- The thermal vision is more flexible since it can be used in any lighting condition. In reality, one of the biggest advantages to thermal imaging scopes is that they are able to function properly in daylight and night and don’t necessitate infrared light. Additionally, you’ll be able to discern smoke, dust, and fog with ease. That’s why firefighters employ thermal technology.
- The main disadvantage associated with thermal imaging can be that it is quite heavy to carry. It is also costly and it is possible undergo training in order to understand the images properly. The battery life is often limited, as well as the image quality. image can be adversely affected by temperatures that are colder.
How long does the Thermal Scope Last?
In the on average thermal scopes last almost eight hours with a single charge. Various models will vary between 2-10 hours. In recent times, ATN has managed to produce ultra-low-consumption thermal scopes that can provide up to 10+ hours of continuous use.
Why do Thermal Scopes cost so much?
The majority of the time, thermal scopes are expensive because of advanced technological components. There are also price differences for various features, such as wireless connectivity, palette modifications as well as ballistics applications and more. However, thermals start at a sensible price of $1000.
How Far can Thermal Rifle Scopes See?
The distance thermal rifle scopes can see will depend on the resolution of the display and magnification settings. In general, even low-end thermals will detect heat signals up to 1,000or more yards. The most advanced thermals can detect past the 4,000-yard mark, but it is not easy to identify targets.
Can You Use Thermal Scope in Daylight?
Contrary with night vision scopes unlike night vision scopes, you can use thermal scopes instead. You can use a thermal scope throughout the day without damaging components. Instead of intensifying light, thermal scopes read heat signatures.
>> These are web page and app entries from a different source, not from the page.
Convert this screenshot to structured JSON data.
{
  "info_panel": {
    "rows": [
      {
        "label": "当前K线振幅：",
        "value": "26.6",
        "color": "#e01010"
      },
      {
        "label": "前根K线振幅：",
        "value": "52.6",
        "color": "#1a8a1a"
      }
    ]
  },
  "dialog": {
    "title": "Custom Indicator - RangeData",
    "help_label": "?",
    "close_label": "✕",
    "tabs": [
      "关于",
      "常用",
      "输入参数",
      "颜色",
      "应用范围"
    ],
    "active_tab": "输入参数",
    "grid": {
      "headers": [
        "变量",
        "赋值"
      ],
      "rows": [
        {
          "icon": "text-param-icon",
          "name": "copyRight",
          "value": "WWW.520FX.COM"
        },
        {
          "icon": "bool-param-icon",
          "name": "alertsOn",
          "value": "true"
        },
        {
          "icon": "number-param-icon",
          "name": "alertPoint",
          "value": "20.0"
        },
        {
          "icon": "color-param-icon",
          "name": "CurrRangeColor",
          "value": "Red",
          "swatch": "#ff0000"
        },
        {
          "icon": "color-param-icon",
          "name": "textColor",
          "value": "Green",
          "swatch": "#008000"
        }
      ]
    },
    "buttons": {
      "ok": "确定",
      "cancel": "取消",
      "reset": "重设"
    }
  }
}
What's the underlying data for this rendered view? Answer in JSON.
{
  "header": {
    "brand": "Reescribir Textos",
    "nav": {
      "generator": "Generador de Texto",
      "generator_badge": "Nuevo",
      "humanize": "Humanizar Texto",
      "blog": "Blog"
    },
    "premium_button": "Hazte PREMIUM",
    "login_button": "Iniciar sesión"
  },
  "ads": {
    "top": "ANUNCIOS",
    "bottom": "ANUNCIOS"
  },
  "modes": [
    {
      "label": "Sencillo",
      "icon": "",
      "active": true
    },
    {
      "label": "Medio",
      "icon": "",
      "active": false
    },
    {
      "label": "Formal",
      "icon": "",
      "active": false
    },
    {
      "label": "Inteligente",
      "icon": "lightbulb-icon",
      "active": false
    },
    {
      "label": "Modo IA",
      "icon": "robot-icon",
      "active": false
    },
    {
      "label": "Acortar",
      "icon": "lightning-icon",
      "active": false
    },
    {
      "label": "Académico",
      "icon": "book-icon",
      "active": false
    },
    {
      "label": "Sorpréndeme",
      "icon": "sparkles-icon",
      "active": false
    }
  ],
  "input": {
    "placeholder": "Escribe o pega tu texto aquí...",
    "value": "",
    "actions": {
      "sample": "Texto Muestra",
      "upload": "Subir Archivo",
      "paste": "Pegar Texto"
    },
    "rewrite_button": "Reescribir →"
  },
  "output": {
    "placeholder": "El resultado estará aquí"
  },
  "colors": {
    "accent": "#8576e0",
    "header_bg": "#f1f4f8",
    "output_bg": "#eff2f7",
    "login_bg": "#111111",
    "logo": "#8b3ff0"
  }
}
The dual-use functionality is a major benefit of choosing thermal instead of night vision and getting the most of your purchase. Ts8100 Thermal Scope.